Read why Dan Ryan Builders is Heating Up the Housing Market in Wake Forest, NC:
WAKE FOREST, N.C. -
The Triangle residential building market is heating up.
In one Wake Forest community, builders say they haven't seen demand this high since the recession.
In January, Bryan Sisk and his wife decided to stop renting and
purchase a townhome in Wake Forest. Sisk says the decision was a
"We could buy a townhouse for the same price we were renting for and
pay the exact same price with mortgage and HOA and everything. Plus, we
almost doubled our square footage," Sisk said.
Sisk isn't alone. Builders tell WNCN the townhome market is fueled by
apartment renters who are fed up with increasing rent and are instead
choosing to buy.

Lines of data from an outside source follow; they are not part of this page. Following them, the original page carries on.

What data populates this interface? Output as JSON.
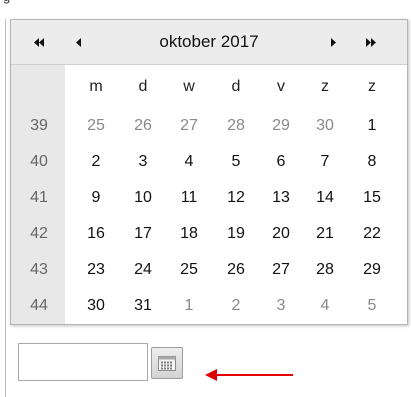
{
  "calendar": {
    "month_title": "oktober 2017",
    "nav": {
      "prev_year_icon": "double-chevron-left-icon",
      "prev_month_icon": "chevron-left-icon",
      "next_month_icon": "chevron-right-icon",
      "next_year_icon": "double-chevron-right-icon"
    },
    "weekday_headers": [
      "m",
      "d",
      "w",
      "d",
      "v",
      "z",
      "z"
    ],
    "weeks": [
      {
        "week": "39",
        "days": [
          "25",
          "26",
          "27",
          "28",
          "29",
          "30",
          "1"
        ],
        "other_month": [
          true,
          true,
          true,
          true,
          true,
          true,
          false
        ]
      },
      {
        "week": "40",
        "days": [
          "2",
          "3",
          "4",
          "5",
          "6",
          "7",
          "8"
        ],
        "other_month": [
          false,
          false,
          false,
          false,
          false,
          false,
          false
        ]
      },
      {
        "week": "41",
        "days": [
          "9",
          "10",
          "11",
          "12",
          "13",
          "14",
          "15"
        ],
        "other_month": [
          false,
          false,
          false,
          false,
          false,
          false,
          false
        ]
      },
      {
        "week": "42",
        "days": [
          "16",
          "17",
          "18",
          "19",
          "20",
          "21",
          "22"
        ],
        "other_month": [
          false,
          false,
          false,
          false,
          false,
          false,
          false
        ]
      },
      {
        "week": "43",
        "days": [
          "23",
          "24",
          "25",
          "26",
          "27",
          "28",
          "29"
        ],
        "other_month": [
          false,
          false,
          false,
          false,
          false,
          false,
          false
        ]
      },
      {
        "week": "44",
        "days": [
          "30",
          "31",
          "1",
          "2",
          "3",
          "4",
          "5"
        ],
        "other_month": [
          false,
          false,
          true,
          true,
          true,
          true,
          true
        ]
      }
    ]
  },
  "date_field": {
    "value": "",
    "placeholder": ""
  },
  "calendar_button_icon": "calendar-icon",
  "annotation_arrow_color": "#e00000"
}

Tuesday, May 14, 2013
Friday, April 12, 2013
DAN RYAN BUILDERS continues a third-generation legacy of high quality home construction and service in the Pittsburgh area! Read feature story in THE ALMANAC, South Hills local newspaper - http://tiny.cc/nwlfvw
Monday, March 25, 2013
Dan Ryan was proud to be the premier sponsor of the Frederick Rescue Mission 10 Miler Race for Recovery held yesterday at Harry Grove Stadium! This was the mission’s second annual race and there were 361 runners and many volunteers that helped to make this years' event a success, in spite of the chilly weather! Runners were scored by chip timing and prizes were awarded for the top 3 female and male in each age category. The Frederick Rescue Missions’ goal was to raise $30K to help provide hot meals and other services for those in need. Overall an energizing afternoon well spent and MANY THANKS to all the runners and volunteers that made this event happen!
Friday, February 8, 2013
With VALENTINE'S DAY just around the corner, wouldn't you LOVE to own a brand new home from Dan Ryan Builders? Come visit one of our many models, during our "SWEET LIFE" Home Event and ask your Sales Consultant for any special incentives to help you save! What more could you LOVE?
Monday, February 4, 2013
Come visit one of our communities during our "Sweet Life" Home Event and see how Dan Ryan Builders can make your life sweeter in a new home this year!
Tuesday, January 29, 2013
For Dan Ryan, building houses means building communities.
"We get involved in the communities where we build," said Ryan, president of Dan Ryan Homes. His company builds houses in Frederick and Washington counties, as well as in southern Pennsylvania.
Ryan also supports the Interfaith Housing Alliance, which develops affordable housing projects in those same areas. "Our footprints match," he said.
If the nonprofit can raise $25,000, Ryan will match it.
"Our mission meshed really well with Interfaith," said Ryan in an interview at IHA's headquarters on North Market Street.
Ryan said he was inspired by his father, also a builder, to provide affordable housing.
"Being a builder, I know how difficult it tends to be to get families into houses," he said. "There is an educational process, what you need to do to get financing, qualifying for a loan and more."
Mary Ellen Mitchell, director of community relations for IHA, said the organization holds workshops on subjects ranging from money and foreclosures to showing teenagers how to open and manage a checking account.
Ryan, who has been building locally for more than 20 years, partnered with IHA in the cost and construction of Rolling Hills, an affordable community in Pennsylvania.
"A big reward is to see things being passed on," Ryan said. "Dave Doseff, my former chief financial officer, served on the IHA board."
The key to any organization is to maintain it, Ryan said. "All organizations see peaks and valleys, the question is how do you keep it going."
One way is awareness, getting the word out on what IHA does, Ryan said. That brings in not only donations, but volunteers as well.
"People have been through a lot in the past seven years," he said. "There are so many foreclosures, people losing homes. We need to help get families in homes and build up our neighborhoods, build the county back up."
For 2013, IHA has a grant from the U.S. Department of Agriculture to work on homes that need repairs. People must buy the homes, with no down payment, and there is a limit of $20,000 in repairs, Mitchell said.
"There is a 'sweat equity' component, but it is a win-win situation," she said. "It helps stabilize the neighborhood."
The goal is to help repair 20 homes in two years.